WORK TO COMPLETE> Copy out all lines from the entries below in which "data" occurs.

──────── RECORDS TO PROCESS ────────

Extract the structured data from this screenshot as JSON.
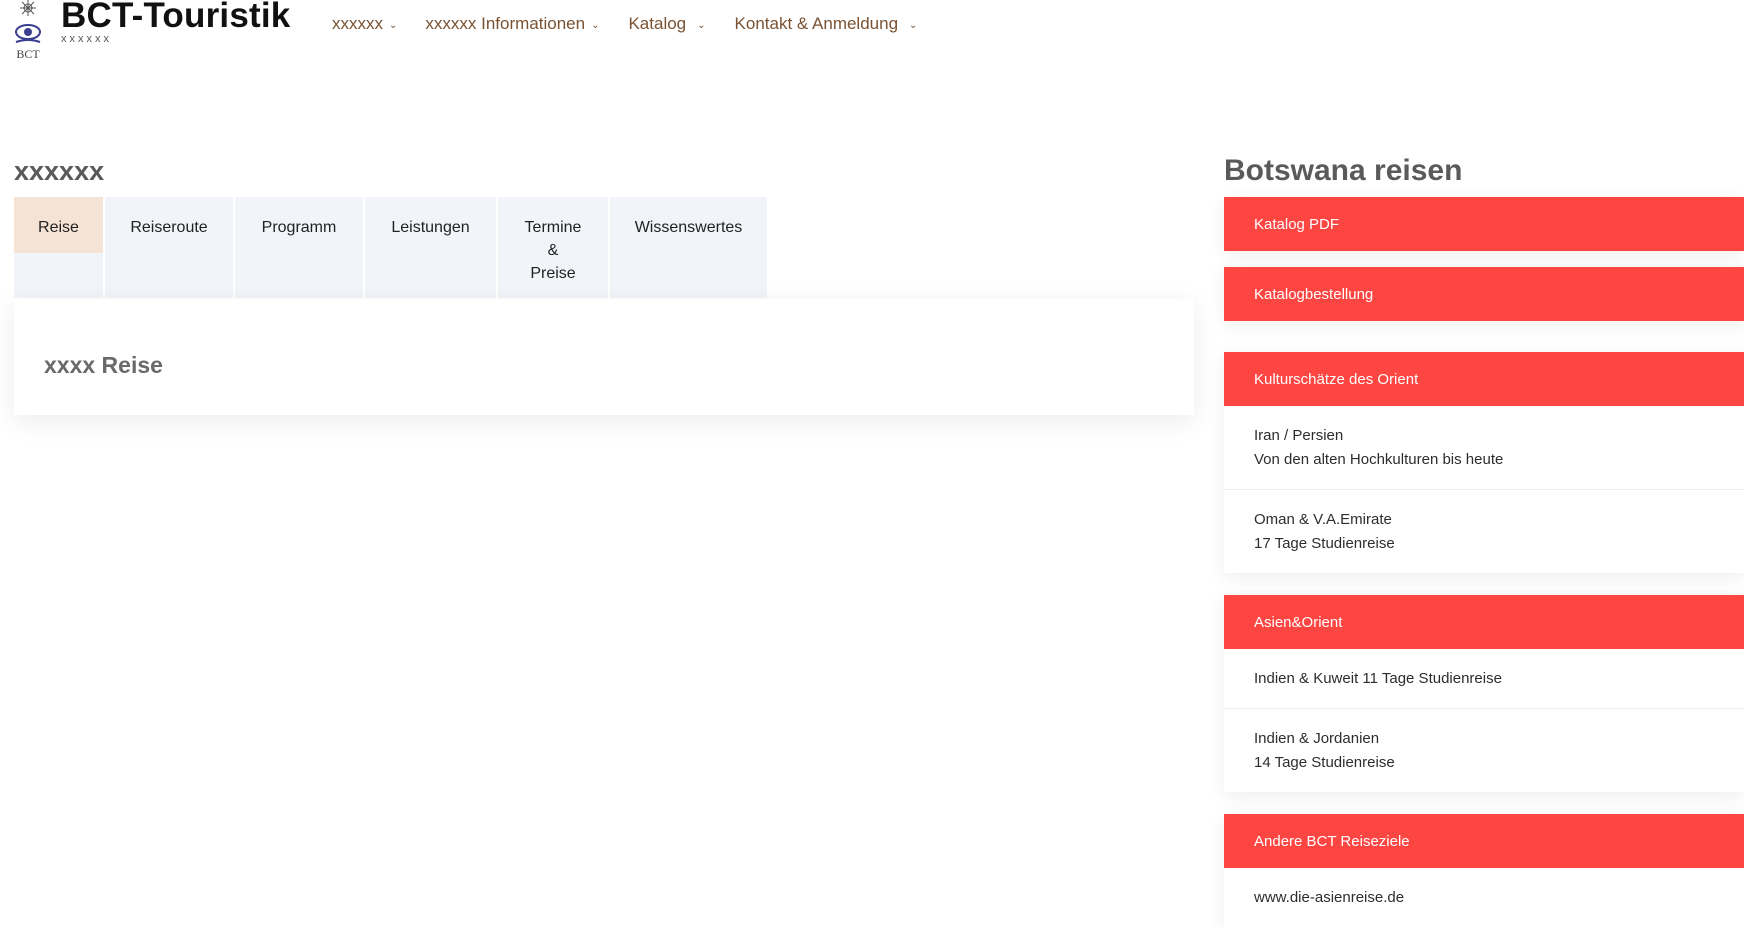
{
  "header": {
    "brand": "BCT-Touristik",
    "tagline": "xxxxxx",
    "logo_text": "BCT",
    "nav": [
      {
        "label": "xxxxxx"
      },
      {
        "label": "xxxxxx Informationen"
      },
      {
        "label": "Katalog"
      },
      {
        "label": "Kontakt & Anmeldung"
      }
    ]
  },
  "main": {
    "title": "xxxxxx",
    "tabs": [
      {
        "label": "Reise"
      },
      {
        "label": "Reiseroute"
      },
      {
        "label": "Programm"
      },
      {
        "label": "Leistungen"
      },
      {
        "label": "Termine\n&\nPreise"
      },
      {
        "label": "Wissenswertes"
      }
    ],
    "content_heading": "xxxx Reise"
  },
  "sidebar": {
    "title": "Botswana reisen",
    "blocks": [
      {
        "head": "Katalog PDF",
        "rows": []
      },
      {
        "head": "Katalogbestellung",
        "rows": []
      },
      {
        "head": "Kulturschätze des Orient",
        "rows": [
          {
            "l1": "Iran / Persien",
            "l2": "Von den alten Hochkulturen bis heute"
          },
          {
            "l1": "Oman & V.A.Emirate",
            "l2": "17  Tage Studienreise"
          }
        ]
      },
      {
        "head": "Asien&Orient",
        "rows": [
          {
            "l1": "Indien & Kuweit 11 Tage Studienreise",
            "l2": ""
          },
          {
            "l1": "Indien & Jordanien",
            "l2": "14  Tage Studienreise"
          }
        ]
      },
      {
        "head": "Andere BCT Reiseziele",
        "rows": [
          {
            "l1": "www.die-asienreise.de",
            "l2": ""
          }
        ]
      }
    ]
  },
  "colors": {
    "accent_red": "#fd4542",
    "nav_brown": "#7a5232",
    "active_tab": "#f5e4d6",
    "tab_bg": "#f1f4f8"
  }
}
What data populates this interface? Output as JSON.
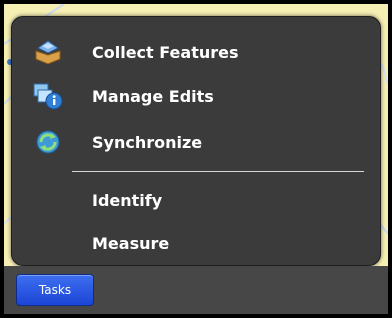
{
  "menu": {
    "items": [
      {
        "label": "Collect Features",
        "icon": "collect-features-icon"
      },
      {
        "label": "Manage Edits",
        "icon": "manage-edits-icon"
      },
      {
        "label": "Synchronize",
        "icon": "synchronize-icon"
      },
      {
        "label": "Identify",
        "icon": ""
      },
      {
        "label": "Measure",
        "icon": ""
      }
    ]
  },
  "bottom_bar": {
    "tasks_label": "Tasks"
  },
  "colors": {
    "menu_background": "#3b3b3b",
    "map_background": "#f6efb4",
    "button_blue": "#2553e0"
  }
}
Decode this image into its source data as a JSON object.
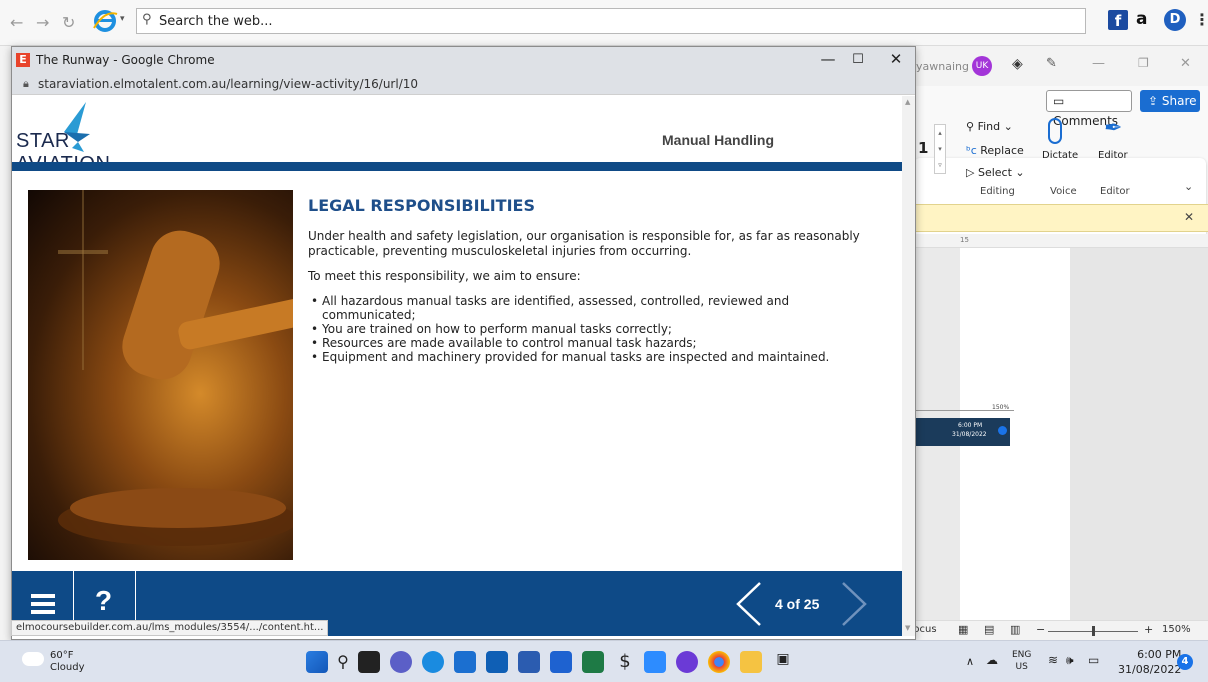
{
  "browser": {
    "search_placeholder": "Search the web...",
    "fb_label": "f",
    "amazon_label": "a",
    "more_label": "⋮"
  },
  "word": {
    "user_name": "yawnaing",
    "user_initials": "UK",
    "comments_label": "Comments",
    "share_label": "Share",
    "font_size_value": "1",
    "find_label": "Find",
    "replace_label": "Replace",
    "select_label": "Select",
    "editing_label": "Editing",
    "dictate_label": "Dictate",
    "voice_label": "Voice",
    "editor_label": "Editor",
    "editor_group_label": "Editor",
    "ruler_mark": "15",
    "mini_zoom": "150%",
    "mini_time": "6:00 PM",
    "mini_date": "31/08/2022",
    "status_focus": "Focus",
    "status_zoom": "150%"
  },
  "popup": {
    "title": "The Runway - Google Chrome",
    "url": "staraviation.elmotalent.com.au/learning/view-activity/16/url/10",
    "logo_text": "STAR AVIATION",
    "module_title": "Manual Handling",
    "heading": "LEGAL RESPONSIBILITIES",
    "intro": "Under health and safety legislation, our organisation is responsible for, as far as reasonably practicable, preventing musculoskeletal injuries from occurring.",
    "aim": "To meet this responsibility, we aim to ensure:",
    "bullets": [
      "All hazardous manual tasks are identified, assessed, controlled, reviewed and communicated;",
      "You are trained on how to perform manual tasks correctly;",
      "Resources are made available to control manual task hazards;",
      "Equipment and machinery provided for manual tasks are inspected and maintained."
    ],
    "page_count": "4 of 25",
    "help_label": "?",
    "status_link": "elmocoursebuilder.com.au/lms_modules/3554/.../content.ht..."
  },
  "taskbar": {
    "temperature": "60°F",
    "condition": "Cloudy",
    "lang_top": "ENG",
    "lang_bottom": "US",
    "time": "6:00 PM",
    "date": "31/08/2022",
    "notifications": "4"
  }
}
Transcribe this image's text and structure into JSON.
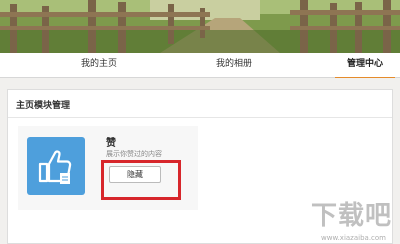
{
  "tabs": [
    {
      "label": "我的主页",
      "active": false
    },
    {
      "label": "我的相册",
      "active": false
    },
    {
      "label": "管理中心",
      "active": true
    }
  ],
  "panel": {
    "title": "主页模块管理"
  },
  "module": {
    "name": "赞",
    "description": "展示你赞过的内容",
    "hide_label": "隐藏",
    "icon": "thumbs-up-icon"
  },
  "watermark": {
    "text": "下载吧",
    "url": "www.xiazaiba.com"
  },
  "colors": {
    "accent": "#e58b2b",
    "icon_tile": "#4e9fdc",
    "highlight": "#d7262b"
  }
}
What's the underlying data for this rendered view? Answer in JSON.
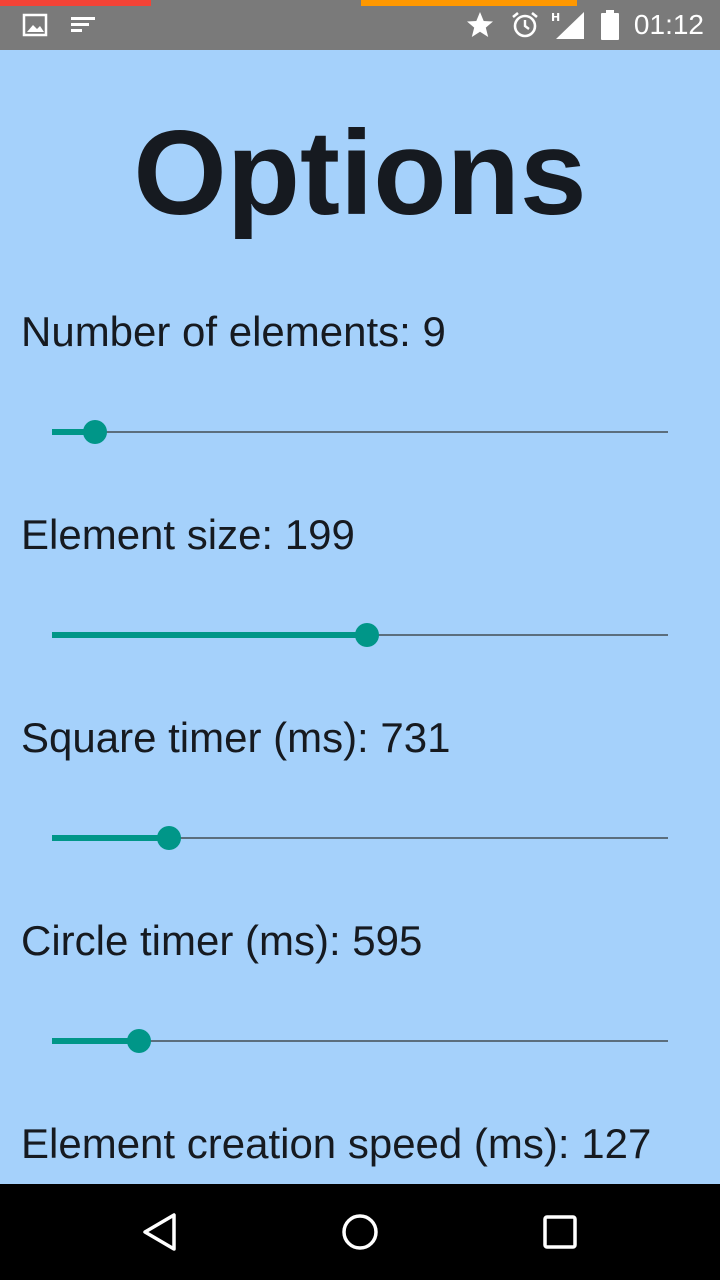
{
  "status_bar": {
    "time": "01:12",
    "icons": [
      "image-icon",
      "notes-icon",
      "star-icon",
      "alarm-icon",
      "signal-h-icon",
      "battery-icon"
    ]
  },
  "page": {
    "title": "Options"
  },
  "options": [
    {
      "label": "Number of elements: 9",
      "level": 0.07
    },
    {
      "label": "Element size: 199",
      "level": 0.512
    },
    {
      "label": "Square timer (ms): 731",
      "level": 0.19
    },
    {
      "label": "Circle timer (ms): 595",
      "level": 0.142
    },
    {
      "label": "Element creation speed (ms): 127"
    }
  ],
  "navigation": {
    "buttons": [
      "back-icon",
      "home-icon",
      "recents-icon"
    ]
  },
  "colors": {
    "background": "#a5d1fb",
    "accent": "#009688",
    "text": "#161a20"
  }
}
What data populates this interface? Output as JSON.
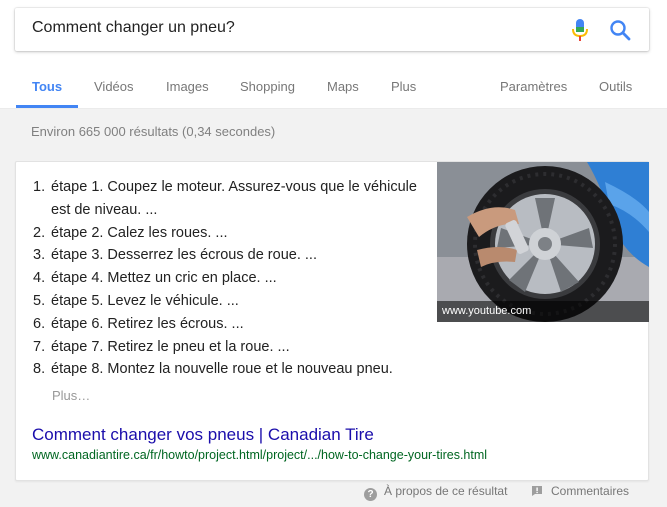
{
  "search": {
    "query": "Comment changer un pneu?",
    "mic_icon": "microphone-icon",
    "search_icon": "search-icon"
  },
  "tabs": [
    {
      "label": "Tous",
      "active": true
    },
    {
      "label": "Vidéos",
      "active": false
    },
    {
      "label": "Images",
      "active": false
    },
    {
      "label": "Shopping",
      "active": false
    },
    {
      "label": "Maps",
      "active": false
    },
    {
      "label": "Plus",
      "active": false
    },
    {
      "label": "Paramètres",
      "active": false
    },
    {
      "label": "Outils",
      "active": false
    }
  ],
  "stats": "Environ 665 000 résultats (0,34 secondes)",
  "snippet": {
    "steps": [
      {
        "num": "1.",
        "text": "étape 1. Coupez le moteur. Assurez-vous que le véhicule est de niveau. ..."
      },
      {
        "num": "2.",
        "text": "étape 2. Calez les roues. ..."
      },
      {
        "num": "3.",
        "text": "étape 3. Desserrez les écrous de roue. ..."
      },
      {
        "num": "4.",
        "text": "étape 4. Mettez un cric en place. ..."
      },
      {
        "num": "5.",
        "text": "étape 5. Levez le véhicule. ..."
      },
      {
        "num": "6.",
        "text": "étape 6. Retirez les écrous. ..."
      },
      {
        "num": "7.",
        "text": "étape 7. Retirez le pneu et la roue. ..."
      },
      {
        "num": "8.",
        "text": "étape 8. Montez la nouvelle roue et le nouveau pneu."
      }
    ],
    "more": "Plus…",
    "thumbnail_caption": "www.youtube.com",
    "title": "Comment changer vos pneus | Canadian Tire",
    "url": "www.canadiantire.ca/fr/howto/project.html/project/.../how-to-change-your-tires.html"
  },
  "footer": {
    "about": "À propos de ce résultat",
    "about_icon": "question-icon",
    "comments": "Commentaires",
    "comments_icon": "feedback-icon"
  },
  "colors": {
    "accent": "#4285f4",
    "link": "#1a0dab",
    "url": "#006621"
  }
}
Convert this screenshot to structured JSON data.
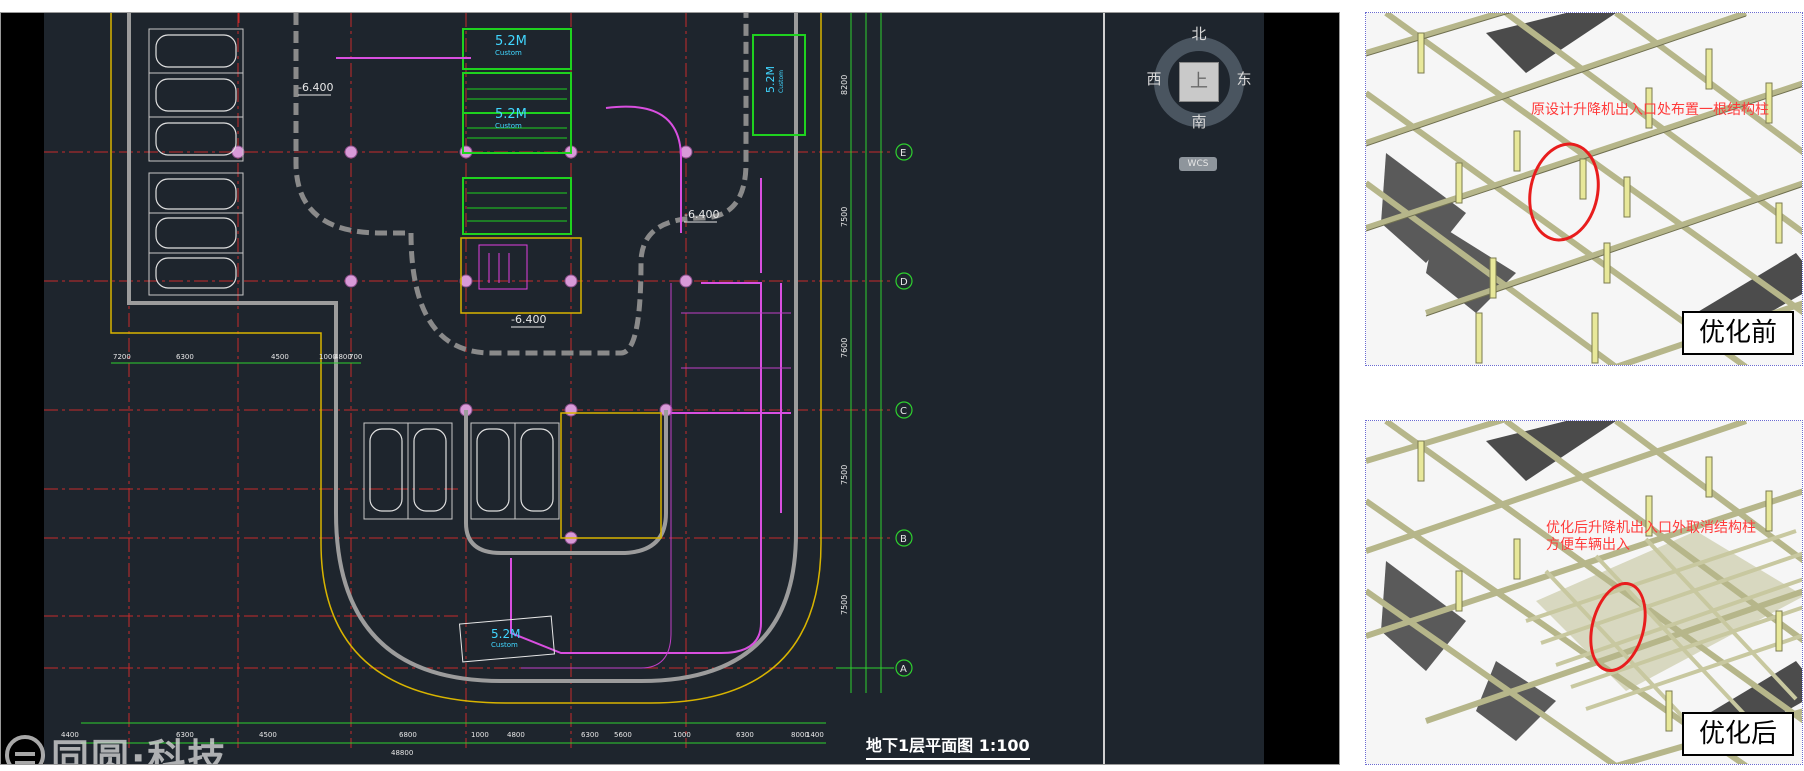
{
  "cad_plan": {
    "badges": [
      {
        "top": "5.2M",
        "bottom": "Custom"
      },
      {
        "top": "5.2M",
        "bottom": "Custom"
      },
      {
        "top": "5.2M",
        "bottom": "Custom"
      },
      {
        "top": "5.2M",
        "bottom": "Custom"
      }
    ],
    "elevations": [
      "-6.400",
      "-6.400",
      "-6.400"
    ],
    "compass": {
      "north": "北",
      "south": "南",
      "east": "东",
      "west": "西",
      "top_button": "上",
      "wcs": "WCS"
    },
    "grid_axes": [
      "E",
      "D",
      "C",
      "B",
      "A"
    ],
    "right_dimensions": [
      "8200",
      "7500",
      "7600",
      "7500",
      "7500"
    ],
    "top_dimension_row": [
      "7200",
      "6300",
      "4500",
      "1000",
      "4800",
      "700"
    ],
    "bottom_dimension_row": [
      "4400",
      "6300",
      "4500",
      "6800",
      "1000",
      "4800",
      "6300",
      "5600",
      "1000",
      "6300",
      "8000",
      "1400"
    ],
    "bottom_total": "48800",
    "drawing_title": "地下1层平面图 1:100",
    "drawing_subtitle": "",
    "watermark": "同圆·科技",
    "colors": {
      "background": "#1e252d",
      "axis_lines": "#c62a2a",
      "dimension_lines": "#2ed12e",
      "lift_badge": "#41d6ff",
      "route_lines": "#d94fe0",
      "walls": "#9c9c9c"
    }
  },
  "model_before": {
    "annotation": "原设计升降机出入口处布置一根结构柱",
    "caption": "优化前"
  },
  "model_after": {
    "annotation_line1": "优化后升降机出入口外取消结构柱",
    "annotation_line2": "方便车辆出入",
    "caption": "优化后"
  }
}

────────

TASK SOLUTION>
Extract the structured data from this screenshot as JSON.
What data populates this interface? Output as JSON.
Decode this image into its source data as a JSON object.
What's the underlying data for this rendered view? Answer in JSON.
What data populates this interface? Output as JSON.
Convert this screenshot to structured JSON data.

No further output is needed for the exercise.